Half-Tonguing for Ghosting
Returning to exception #3 mentioned above, there are certain times when you will want to “ghost”, or de-emphasize a note. Generally speaking, when playing an eighth note passage that takes an unexpected dip, standard jazz style rules dictate that you should ghost this note. There are many other reasons and instances under which you would want to ghost notes, but providing a list of rules that you could memorize dictating when “ghosting” is appropriate would be doing you a disservice. Jazz is a language. When you were learning to speak as a cute little baby, nobody sat you down in front of a blackboard and made you conjugate a bunch of verbs. You just listened to your parents speak all the time. The best way to learn the rules of any language, including the language of jazz, is to listen carefully and listen often. If you want to lean to really play jazz, you absolutely need check out many, many jazz recordings.
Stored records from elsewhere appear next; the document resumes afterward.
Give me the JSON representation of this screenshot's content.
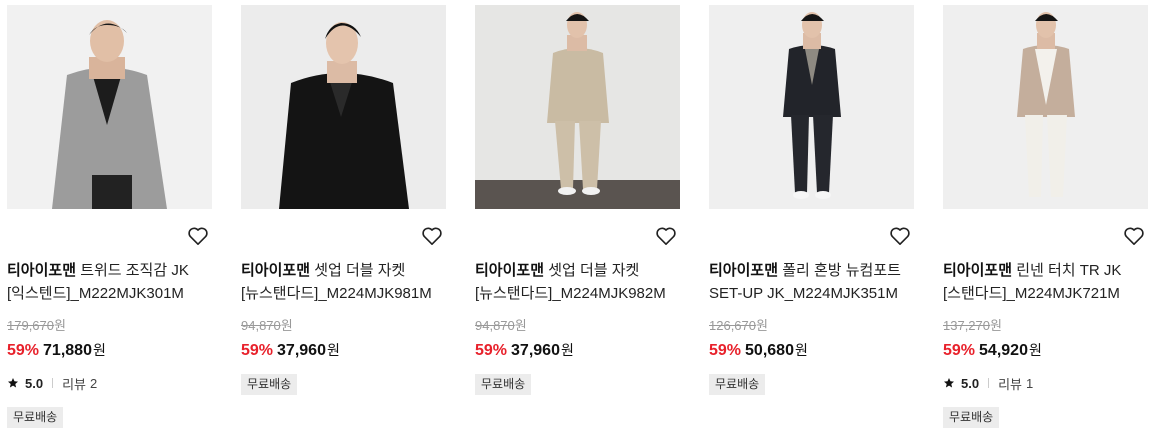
{
  "colors": {
    "discount": "#e8212b",
    "badge_bg": "#ececec",
    "strike": "#999999"
  },
  "currency": "원",
  "products": [
    {
      "brand": "티아이포맨",
      "name": "트위드 조직감 JK [익스텐드]_M222MJK301M",
      "original_price": "179,670",
      "discount": "59%",
      "price": "71,880",
      "rating": "5.0",
      "review_label": "리뷰",
      "review_count": "2",
      "badge": "무료배송"
    },
    {
      "brand": "티아이포맨",
      "name": "셋업 더블 자켓[뉴스탠다드]_M224MJK981M",
      "original_price": "94,870",
      "discount": "59%",
      "price": "37,960",
      "badge": "무료배송"
    },
    {
      "brand": "티아이포맨",
      "name": "셋업 더블 자켓[뉴스탠다드]_M224MJK982M",
      "original_price": "94,870",
      "discount": "59%",
      "price": "37,960",
      "badge": "무료배송"
    },
    {
      "brand": "티아이포맨",
      "name": "폴리 혼방 뉴컴포트 SET-UP JK_M224MJK351M",
      "original_price": "126,670",
      "discount": "59%",
      "price": "50,680",
      "badge": "무료배송"
    },
    {
      "brand": "티아이포맨",
      "name": "린넨 터치 TR JK [스탠다드]_M224MJK721M",
      "original_price": "137,270",
      "discount": "59%",
      "price": "54,920",
      "rating": "5.0",
      "review_label": "리뷰",
      "review_count": "1",
      "badge": "무료배송"
    }
  ]
}
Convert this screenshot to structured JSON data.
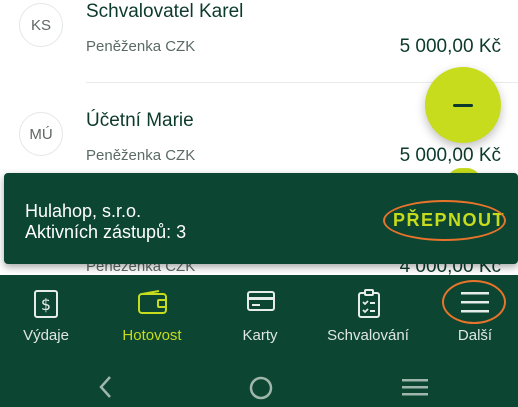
{
  "colors": {
    "brand_dark": "#0c4531",
    "accent": "#c6dc1d",
    "highlight": "#e8742c",
    "text_dark": "#0c3a2c"
  },
  "list": {
    "rows": [
      {
        "initials": "KS",
        "name": "Schvalovatel Karel",
        "wallet": "Peněženka CZK",
        "amount": "5 000,00 Kč"
      },
      {
        "initials": "MÚ",
        "name": "Účetní Marie",
        "wallet": "Peněženka CZK",
        "amount": "5 000,00 Kč"
      },
      {
        "initials": "",
        "name": "",
        "wallet": "Peněženka CZK",
        "amount": "4 000,00 Kč"
      }
    ]
  },
  "fab": {
    "icon": "minus-icon"
  },
  "snackbar": {
    "line1": "Hulahop, s.r.o.",
    "line2": "Aktivních zástupů: 3",
    "action": "PŘEPNOUT"
  },
  "bottom_nav": {
    "active": "Hotovost",
    "items": [
      {
        "label": "Výdaje",
        "icon": "receipt-dollar-icon"
      },
      {
        "label": "Hotovost",
        "icon": "wallet-icon"
      },
      {
        "label": "Karty",
        "icon": "card-icon"
      },
      {
        "label": "Schvalování",
        "icon": "clipboard-check-icon"
      },
      {
        "label": "Další",
        "icon": "menu-icon"
      }
    ]
  },
  "system_nav": {
    "icons": [
      "back-icon",
      "home-icon",
      "recents-icon"
    ]
  }
}
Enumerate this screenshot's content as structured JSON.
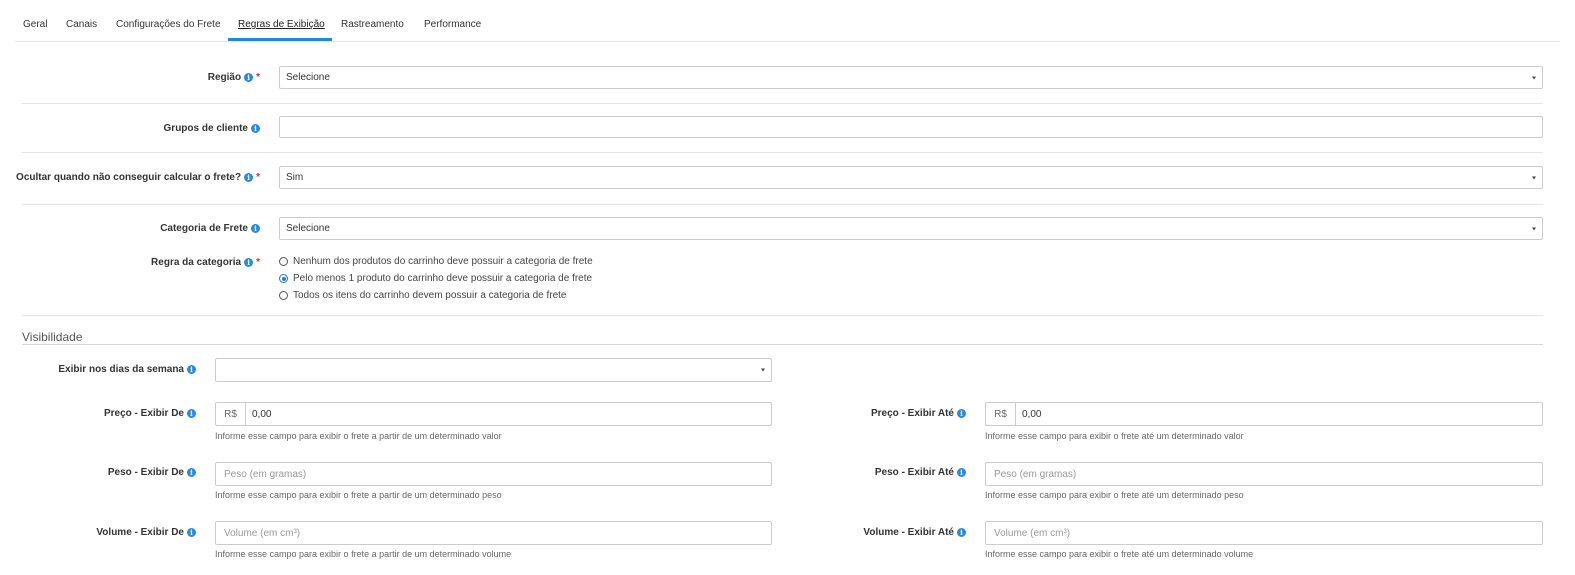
{
  "tabs": [
    {
      "label": "Geral"
    },
    {
      "label": "Canais"
    },
    {
      "label": "Configurações do Frete"
    },
    {
      "label": "Regras de Exibição",
      "active": true
    },
    {
      "label": "Rastreamento"
    },
    {
      "label": "Performance"
    }
  ],
  "fields": {
    "regiao": {
      "label": "Região",
      "value": "Selecione"
    },
    "grupos_cliente": {
      "label": "Grupos de cliente",
      "value": ""
    },
    "ocultar": {
      "label": "Ocultar quando não conseguir calcular o frete?",
      "value": "Sim"
    },
    "categoria_frete": {
      "label": "Categoria de Frete",
      "value": "Selecione"
    },
    "regra_categoria": {
      "label": "Regra da categoria",
      "options": [
        "Nenhum dos produtos do carrinho deve possuir a categoria de frete",
        "Pelo menos 1 produto do carrinho deve possuir a categoria de frete",
        "Todos os itens do carrinho devem possuir a categoria de frete"
      ],
      "selected_index": 1
    }
  },
  "visibilidade": {
    "title": "Visibilidade",
    "dias_semana": {
      "label": "Exibir nos dias da semana",
      "value": ""
    },
    "preco_de": {
      "label": "Preço - Exibir De",
      "prefix": "R$",
      "value": "0,00",
      "help": "Informe esse campo para exibir o frete a partir de um determinado valor"
    },
    "preco_ate": {
      "label": "Preço - Exibir Até",
      "prefix": "R$",
      "value": "0,00",
      "help": "Informe esse campo para exibir o frete até um determinado valor"
    },
    "peso_de": {
      "label": "Peso - Exibir De",
      "placeholder": "Peso (em gramas)",
      "help": "Informe esse campo para exibir o frete a partir de um determinado peso"
    },
    "peso_ate": {
      "label": "Peso - Exibir Até",
      "placeholder": "Peso (em gramas)",
      "help": "Informe esse campo para exibir o frete até um determinado peso"
    },
    "volume_de": {
      "label": "Volume - Exibir De",
      "placeholder": "Volume (em cm³)",
      "help": "Informe esse campo para exibir o frete a partir de um determinado volume"
    },
    "volume_ate": {
      "label": "Volume - Exibir Até",
      "placeholder": "Volume (em cm³)",
      "help": "Informe esse campo para exibir o frete até um determinado volume"
    }
  },
  "icons": {
    "info": "info-icon",
    "caret": "caret-down-icon",
    "required": "*"
  },
  "colors": {
    "accent": "#1e88e5",
    "required": "#d32f2f",
    "info": "#2a8ae2"
  }
}
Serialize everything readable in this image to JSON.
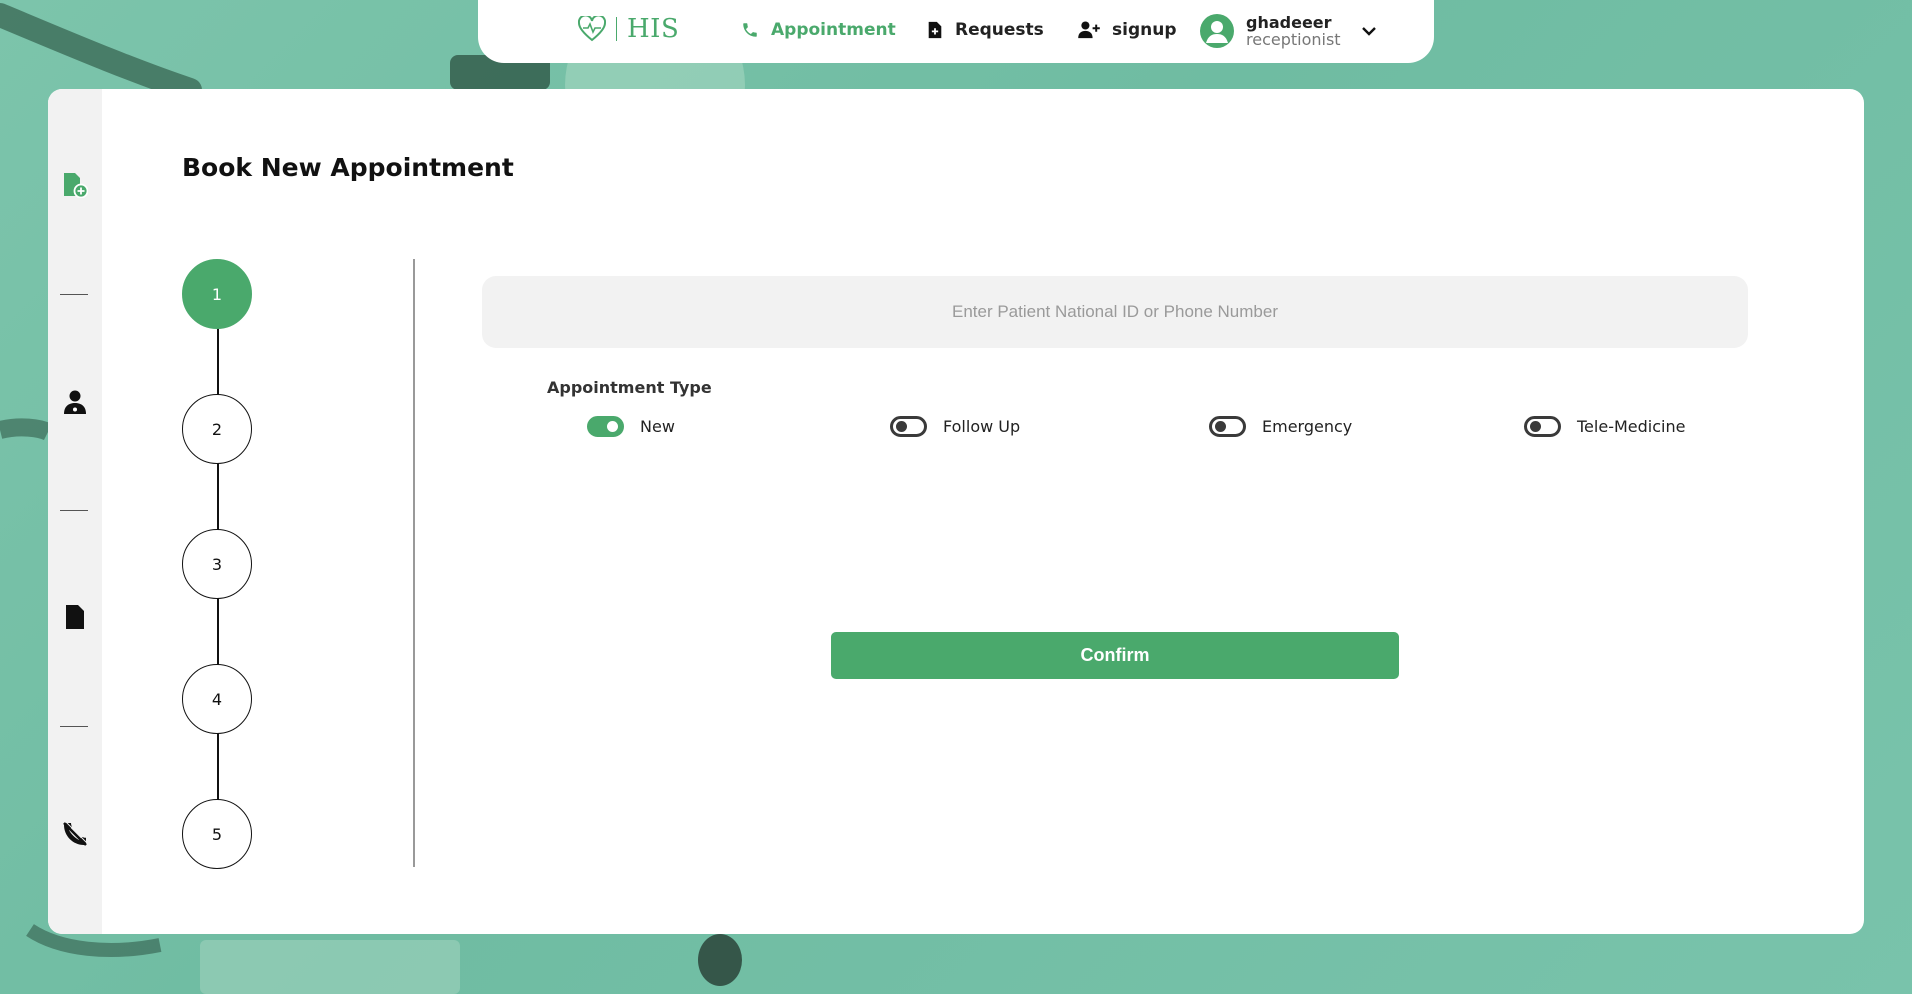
{
  "colors": {
    "brand": "#4aa96c",
    "text": "#111111",
    "muted": "#777777",
    "panel": "#f2f2f2"
  },
  "nav": {
    "logo_text": "HIS",
    "items": [
      {
        "label": "Appointment",
        "icon": "phone-icon",
        "active": true
      },
      {
        "label": "Requests",
        "icon": "file-plus-icon",
        "active": false
      },
      {
        "label": "signup",
        "icon": "user-plus-icon",
        "active": false
      }
    ],
    "user": {
      "name": "ghadeeer",
      "role": "receptionist"
    }
  },
  "sidebar": {
    "icons": [
      "file-add-icon",
      "doctor-icon",
      "document-icon",
      "phone-off-icon"
    ]
  },
  "page": {
    "title": "Book New Appointment",
    "steps": [
      "1",
      "2",
      "3",
      "4",
      "5"
    ],
    "active_step": "1",
    "search": {
      "placeholder": "Enter Patient National ID or Phone Number",
      "value": ""
    },
    "appointment_type": {
      "label": "Appointment Type",
      "options": [
        {
          "label": "New",
          "selected": true
        },
        {
          "label": "Follow Up",
          "selected": false
        },
        {
          "label": "Emergency",
          "selected": false
        },
        {
          "label": "Tele-Medicine",
          "selected": false
        }
      ]
    },
    "confirm_label": "Confirm"
  }
}
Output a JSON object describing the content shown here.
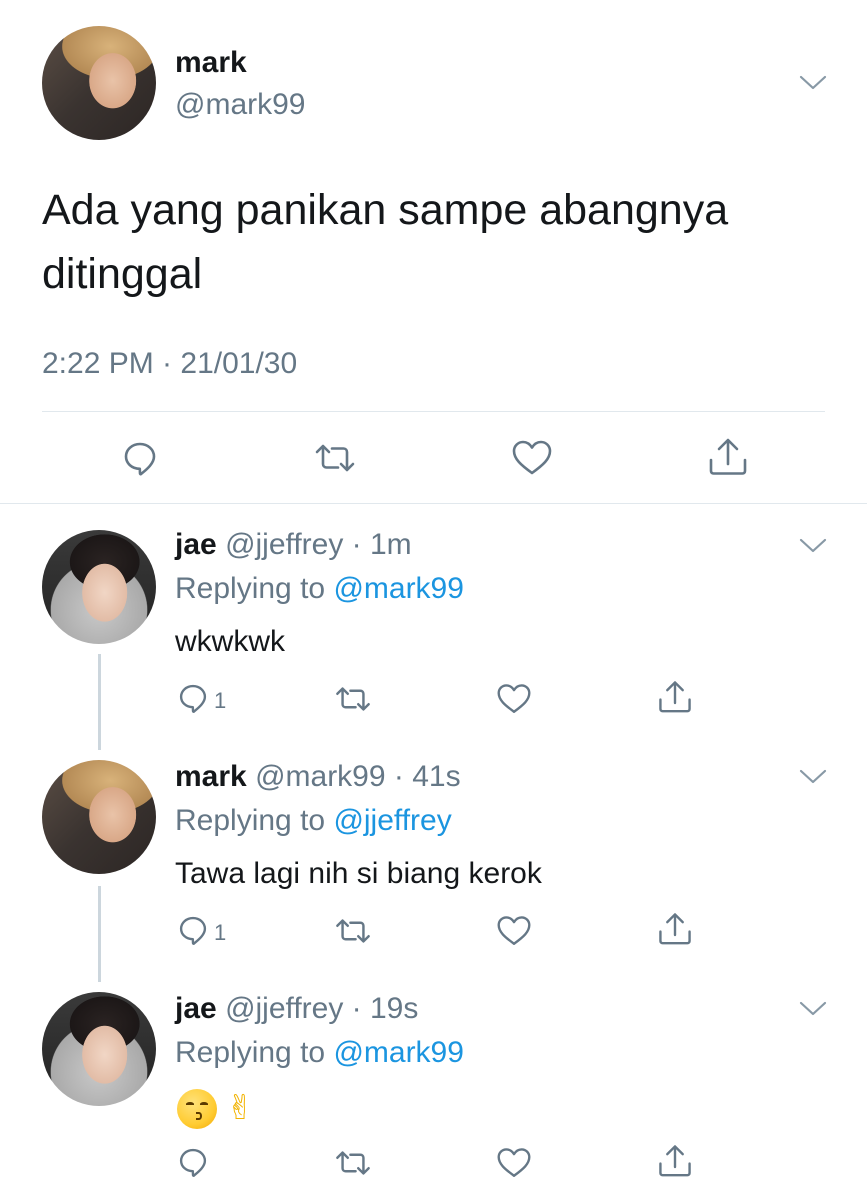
{
  "main_tweet": {
    "name": "mark",
    "handle": "@mark99",
    "text": "Ada yang panikan sampe abangnya ditinggal",
    "timestamp": "2:22 PM · 21/01/30"
  },
  "replies": [
    {
      "name": "jae",
      "handle_time": "@jjeffrey · 1m",
      "replying_prefix": "Replying to ",
      "replying_to": "@mark99",
      "text": "wkwkwk",
      "reply_count": "1"
    },
    {
      "name": "mark",
      "handle_time": "@mark99 · 41s",
      "replying_prefix": "Replying to ",
      "replying_to": "@jjeffrey",
      "text": "Tawa lagi nih si biang kerok",
      "reply_count": "1"
    },
    {
      "name": "jae",
      "handle_time": "@jjeffrey · 19s",
      "replying_prefix": "Replying to ",
      "replying_to": "@mark99",
      "text_emojis": [
        "kissing-face-emoji",
        "victory-hand-emoji"
      ],
      "reply_count": ""
    }
  ],
  "icons": {
    "reply": "reply-icon",
    "retweet": "retweet-icon",
    "like": "heart-icon",
    "share": "share-icon",
    "menu": "chevron-down-icon"
  },
  "colors": {
    "link": "#1b95e0",
    "secondary_text": "#657786",
    "divider": "#e1e8ed",
    "thread_line": "#ccd6dd"
  }
}
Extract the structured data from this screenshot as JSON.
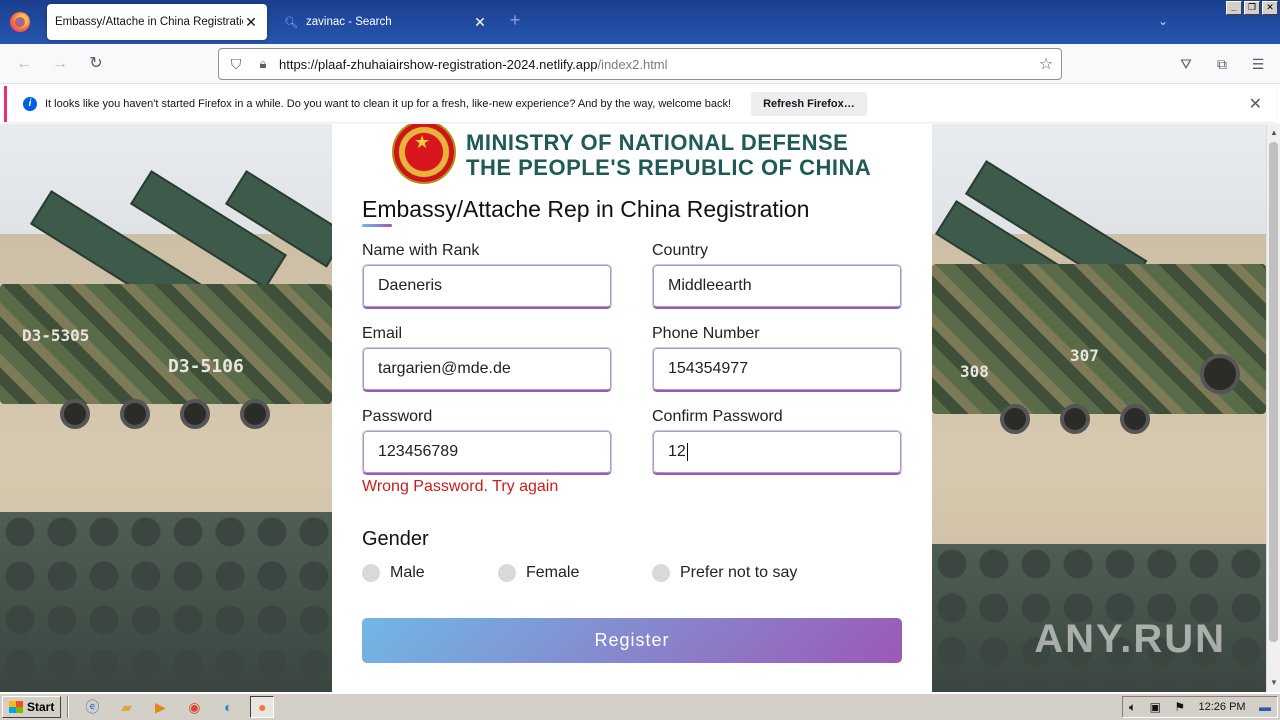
{
  "browser": {
    "tabs": [
      {
        "title": "Embassy/Attache in China Registration",
        "active": true
      },
      {
        "title": "zavinac - Search",
        "active": false
      }
    ],
    "url_host": "https://plaaf-zhuhaiairshow-registration-2024.netlify.app",
    "url_path": "/index2.html",
    "notification": {
      "message": "It looks like you haven't started Firefox in a while. Do you want to clean it up for a fresh, like-new experience? And by the way, welcome back!",
      "button": "Refresh Firefox…"
    }
  },
  "page": {
    "ministry_line1": "MINISTRY OF NATIONAL DEFENSE",
    "ministry_line2": "THE PEOPLE'S REPUBLIC OF CHINA",
    "title": "Embassy/Attache Rep in China Registration",
    "fields": {
      "name": {
        "label": "Name with Rank",
        "value": "Daeneris"
      },
      "country": {
        "label": "Country",
        "value": "Middleearth"
      },
      "email": {
        "label": "Email",
        "value": "targarien@mde.de"
      },
      "phone": {
        "label": "Phone Number",
        "value": "154354977"
      },
      "password": {
        "label": "Password",
        "value": "123456789"
      },
      "confirm": {
        "label": "Confirm Password",
        "value": "12"
      }
    },
    "error": "Wrong Password. Try again",
    "gender": {
      "title": "Gender",
      "options": [
        "Male",
        "Female",
        "Prefer not to say"
      ]
    },
    "register": "Register",
    "plates": [
      "D3-5305",
      "D3-5106",
      "307",
      "308"
    ],
    "watermark": "ANY.RUN"
  },
  "taskbar": {
    "start": "Start",
    "clock": "12:26 PM"
  },
  "colors": {
    "accent_start": "#71b7e6",
    "accent_end": "#9b59b6",
    "error": "#d11a1a",
    "ministry": "#1f5a57"
  }
}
So, once you know when to ghost a note and what that should sound like from listening to the masters, how do you actually execute the “ghost” on the saxophone? At 1:40 of the following clip, the great Jerry Bergonzi offers a wonderful description of the mechanics behind this behavior:
In essence, you want to put the your tongue on the very tip of the reed, half covering the sound, in order to produce the desired ghosting effect. A common pitfall when practicing this is to decrease the amount of air you are using. Don’t do this! Make sure you keep consistent, full air pressure throughout your line. Also, when coming out of a ghost, lightly tongue the next note by turning your ghosted half-tongue into a full tongue. This will give that note a clean, crisp start.
To practice this technique, I recommend repeating a simple line, such as the following:
The a-sharp should be ghosted using the technique described above, otherwise the on/off tonguing described in part 1 should be employed. So, the tonguing pattern is: